WHAT NEEDS TO BE DONE
Using the listing below, report each line holding the string "mileage".

(Beginning of DATASET RECORDS)

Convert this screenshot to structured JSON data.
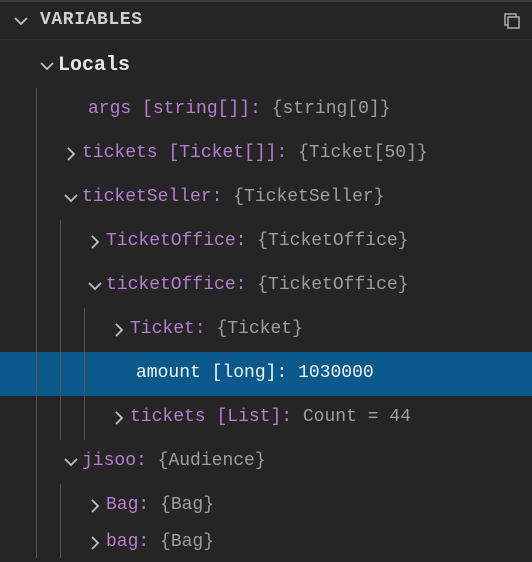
{
  "panel": {
    "title": "VARIABLES"
  },
  "scope": {
    "name": "Locals"
  },
  "rows": [
    {
      "depth": 1,
      "expand": "none",
      "name": "args",
      "type": "[string[]]",
      "value": "{string[0]}",
      "selected": false
    },
    {
      "depth": 1,
      "expand": "closed",
      "name": "tickets",
      "type": "[Ticket[]]",
      "value": "{Ticket[50]}",
      "selected": false
    },
    {
      "depth": 1,
      "expand": "open",
      "name": "ticketSeller",
      "type": "",
      "value": "{TicketSeller}",
      "selected": false
    },
    {
      "depth": 2,
      "expand": "closed",
      "name": "TicketOffice",
      "type": "",
      "value": "{TicketOffice}",
      "selected": false
    },
    {
      "depth": 2,
      "expand": "open",
      "name": "ticketOffice",
      "type": "",
      "value": "{TicketOffice}",
      "selected": false
    },
    {
      "depth": 3,
      "expand": "closed",
      "name": "Ticket",
      "type": "",
      "value": "{Ticket}",
      "selected": false
    },
    {
      "depth": 3,
      "expand": "none",
      "name": "amount",
      "type": "[long]",
      "value": "1030000",
      "selected": true
    },
    {
      "depth": 3,
      "expand": "closed",
      "name": "tickets",
      "type": "[List]",
      "value": "Count = 44",
      "selected": false
    },
    {
      "depth": 1,
      "expand": "open",
      "name": "jisoo",
      "type": "",
      "value": "{Audience}",
      "selected": false
    },
    {
      "depth": 2,
      "expand": "closed",
      "name": "Bag",
      "type": "",
      "value": "{Bag}",
      "selected": false
    },
    {
      "depth": 2,
      "expand": "closed",
      "name": "bag",
      "type": "",
      "value": "{Bag}",
      "selected": false
    }
  ]
}
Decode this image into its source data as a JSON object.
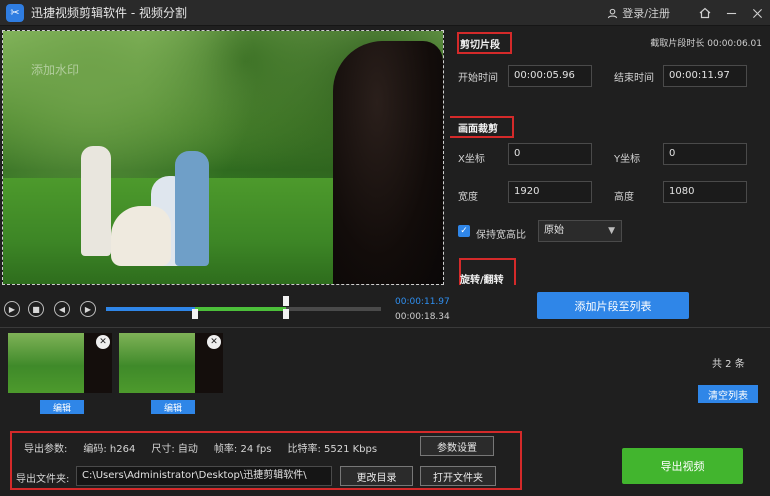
{
  "app": {
    "title": "迅捷视频剪辑软件 - 视频分割",
    "login_label": "登录/注册"
  },
  "icons": {
    "logo": "scissors-icon",
    "user": "user-icon",
    "home": "home-icon",
    "minimize": "minimize-icon",
    "close": "close-icon"
  },
  "video": {
    "watermark": "添加水印"
  },
  "player": {
    "current_time": "00:00:11.97",
    "total_time": "00:00:18.34",
    "playhead_fraction": 0.653,
    "segment_start_fraction": 0.325,
    "segment_end_fraction": 0.653
  },
  "clip_segment": {
    "title": "剪切片段",
    "duration_label": "截取片段时长",
    "duration_value": "00:00:06.01",
    "start_label": "开始时间",
    "start_value": "00:00:05.96",
    "end_label": "结束时间",
    "end_value": "00:00:11.97"
  },
  "crop": {
    "title": "画面裁剪",
    "x_label": "X坐标",
    "x_value": "0",
    "y_label": "Y坐标",
    "y_value": "0",
    "width_label": "宽度",
    "width_value": "1920",
    "height_label": "高度",
    "height_value": "1080",
    "keep_ratio_label": "保持宽高比",
    "keep_ratio_checked": true,
    "ratio_selected": "原始"
  },
  "rotate": {
    "title": "旋转/翻转"
  },
  "add_to_list_label": "添加片段至列表",
  "clips": [
    {
      "edit_label": "编辑"
    },
    {
      "edit_label": "编辑"
    }
  ],
  "clip_count": "共 2 条",
  "clear_list_label": "清空列表",
  "export": {
    "params_label": "导出参数:",
    "codec": "编码: h264",
    "size": "尺寸: 自动",
    "fps": "帧率: 24 fps",
    "bitrate": "比特率: 5521 Kbps",
    "param_settings_label": "参数设置",
    "folder_label": "导出文件夹:",
    "folder_value": "C:\\Users\\Administrator\\Desktop\\迅捷剪辑软件\\",
    "change_dir_label": "更改目录",
    "open_folder_label": "打开文件夹",
    "export_label": "导出视频"
  },
  "colors": {
    "accent_blue": "#2f86e8",
    "accent_green": "#42b52e",
    "highlight_red": "#d42a2a",
    "background": "#1f1f1f"
  }
}
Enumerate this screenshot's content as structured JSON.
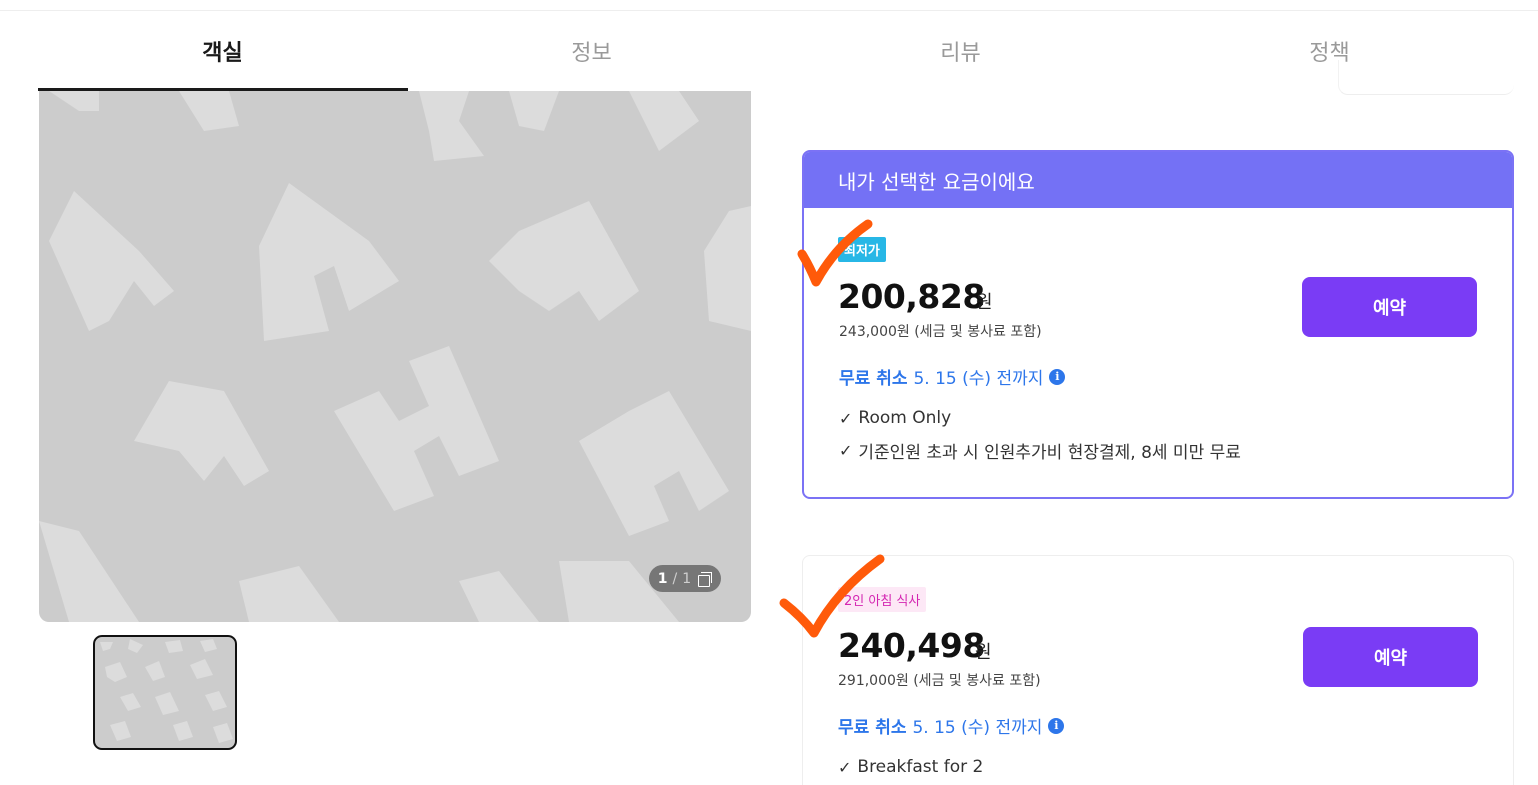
{
  "tabs": [
    {
      "label": "객실",
      "active": true
    },
    {
      "label": "정보",
      "active": false
    },
    {
      "label": "리뷰",
      "active": false
    },
    {
      "label": "정책",
      "active": false
    }
  ],
  "gallery": {
    "current": "1",
    "separator": "/",
    "total": "1",
    "icon": "gallery-icon"
  },
  "selected_banner": "내가 선택한 요금이에요",
  "rates": [
    {
      "badge": "최저가",
      "price": "200,828",
      "currency": "원",
      "original": "243,000원 (세금 및 봉사료 포함)",
      "cancel_label": "무료 취소",
      "cancel_date": "5. 15 (수) 전까지",
      "benefits": [
        "Room Only",
        "기준인원 초과 시 인원추가비 현장결제, 8세 미만 무료"
      ],
      "button": "예약"
    },
    {
      "badge": "2인 아침 식사",
      "price": "240,498",
      "currency": "원",
      "original": "291,000원 (세금 및 봉사료 포함)",
      "cancel_label": "무료 취소",
      "cancel_date": "5. 15 (수) 전까지",
      "benefits": [
        "Breakfast for 2"
      ],
      "button": "예약"
    }
  ],
  "colors": {
    "accent_purple": "#7a3cf5",
    "banner": "#7471f5",
    "link_blue": "#2d76ea",
    "lowest_badge": "#27b7e6",
    "breakfast_badge_text": "#d427b2",
    "annotation_check": "#ff5a0a"
  },
  "icons": {
    "info": "info-icon",
    "check": "check-icon",
    "info_glyph": "i",
    "check_glyph": "✓"
  }
}
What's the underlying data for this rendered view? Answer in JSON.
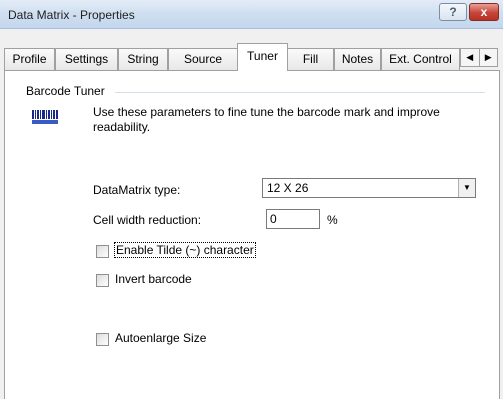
{
  "window": {
    "title": "Data Matrix - Properties",
    "help_label": "?",
    "close_label": "x"
  },
  "tabs": [
    {
      "label": "Profile"
    },
    {
      "label": "Settings"
    },
    {
      "label": "String"
    },
    {
      "label": "Source"
    },
    {
      "label": "Tuner",
      "active": true
    },
    {
      "label": "Fill"
    },
    {
      "label": "Notes"
    },
    {
      "label": "Ext. Control"
    }
  ],
  "tab_scroll": {
    "left_label": "◀",
    "right_label": "▶"
  },
  "tuner": {
    "group_title": "Barcode Tuner",
    "description": "Use these parameters to fine tune the barcode mark and improve readability.",
    "datamatrix_type_label": "DataMatrix type:",
    "datamatrix_type_value": "12 X 26",
    "cell_width_label": "Cell width reduction:",
    "cell_width_value": "0",
    "cell_width_unit": "%",
    "enable_tilde_label": "Enable Tilde (~) character",
    "enable_tilde_checked": false,
    "invert_label": "Invert barcode",
    "invert_checked": false,
    "autoenlarge_label": "Autoenlarge Size",
    "autoenlarge_checked": false
  },
  "icons": {
    "barcode": "barcode-icon",
    "dropdown": "chevron-down-icon"
  }
}
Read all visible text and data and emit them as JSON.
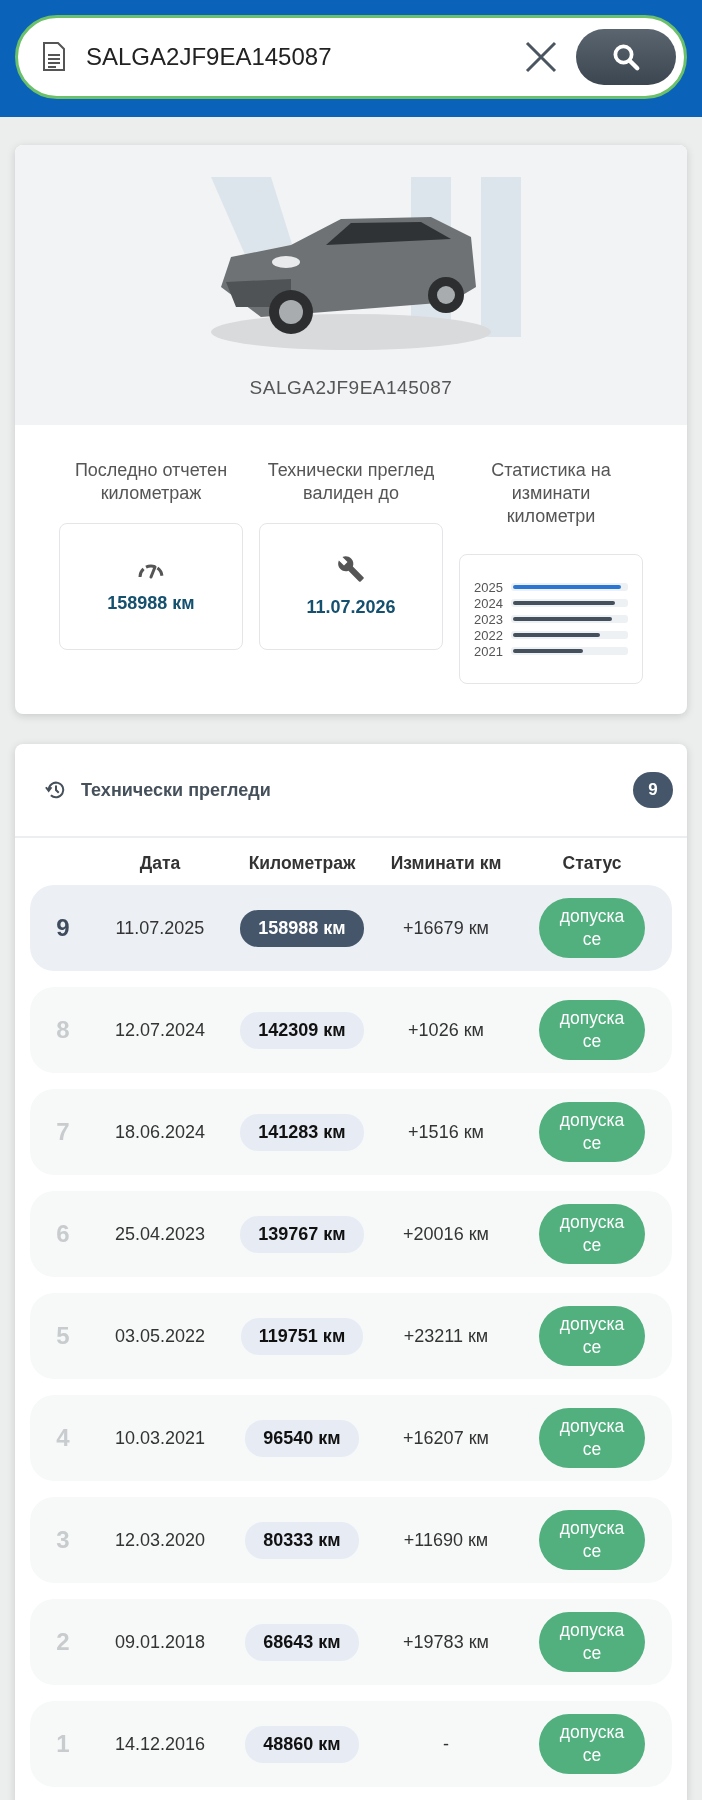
{
  "search": {
    "value": "SALGA2JF9EA145087"
  },
  "vehicle": {
    "vin": "SALGA2JF9EA145087"
  },
  "stats": [
    {
      "kind": "mileage",
      "label": "Последно отчетен километраж",
      "value": "158988 км"
    },
    {
      "kind": "inspection",
      "label": "Технически преглед валиден до",
      "value": "11.07.2026"
    },
    {
      "kind": "chart",
      "label": "Статистика на изминати километри",
      "years": [
        {
          "year": "2025",
          "level": 0.96,
          "selected": true
        },
        {
          "year": "2024",
          "level": 0.9,
          "selected": false
        },
        {
          "year": "2023",
          "level": 0.88,
          "selected": false
        },
        {
          "year": "2022",
          "level": 0.77,
          "selected": false
        },
        {
          "year": "2021",
          "level": 0.62,
          "selected": false
        }
      ]
    }
  ],
  "inspections": {
    "title": "Технически прегледи",
    "count": "9",
    "columns": [
      "Дата",
      "Километраж",
      "Изминати км",
      "Статус"
    ],
    "rows": [
      {
        "number": "9",
        "date": "11.07.2025",
        "mileage": "158988 км",
        "delta": "+16679 км",
        "status": "допуска се",
        "selected": true
      },
      {
        "number": "8",
        "date": "12.07.2024",
        "mileage": "142309 км",
        "delta": "+1026 км",
        "status": "допуска се",
        "selected": false
      },
      {
        "number": "7",
        "date": "18.06.2024",
        "mileage": "141283 км",
        "delta": "+1516 км",
        "status": "допуска се",
        "selected": false
      },
      {
        "number": "6",
        "date": "25.04.2023",
        "mileage": "139767 км",
        "delta": "+20016 км",
        "status": "допуска се",
        "selected": false
      },
      {
        "number": "5",
        "date": "03.05.2022",
        "mileage": "119751 км",
        "delta": "+23211 км",
        "status": "допуска се",
        "selected": false
      },
      {
        "number": "4",
        "date": "10.03.2021",
        "mileage": "96540 км",
        "delta": "+16207 км",
        "status": "допуска се",
        "selected": false
      },
      {
        "number": "3",
        "date": "12.03.2020",
        "mileage": "80333 км",
        "delta": "+11690 км",
        "status": "допуска се",
        "selected": false
      },
      {
        "number": "2",
        "date": "09.01.2018",
        "mileage": "68643 км",
        "delta": "+19783 км",
        "status": "допуска се",
        "selected": false
      },
      {
        "number": "1",
        "date": "14.12.2016",
        "mileage": "48860 км",
        "delta": "-",
        "status": "допуска се",
        "selected": false
      }
    ]
  }
}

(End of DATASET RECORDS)

TASK RESULT
      "kind": "mileage",
        "mileage": "158988 км",
        "mileage": "142309 км",
        "mileage": "141283 км",
        "mileage": "139767 км",
        "mileage": "119751 км",
        "mileage": "96540 км",
        "mileage": "80333 км",
        "mileage": "68643 км",
        "mileage": "48860 км",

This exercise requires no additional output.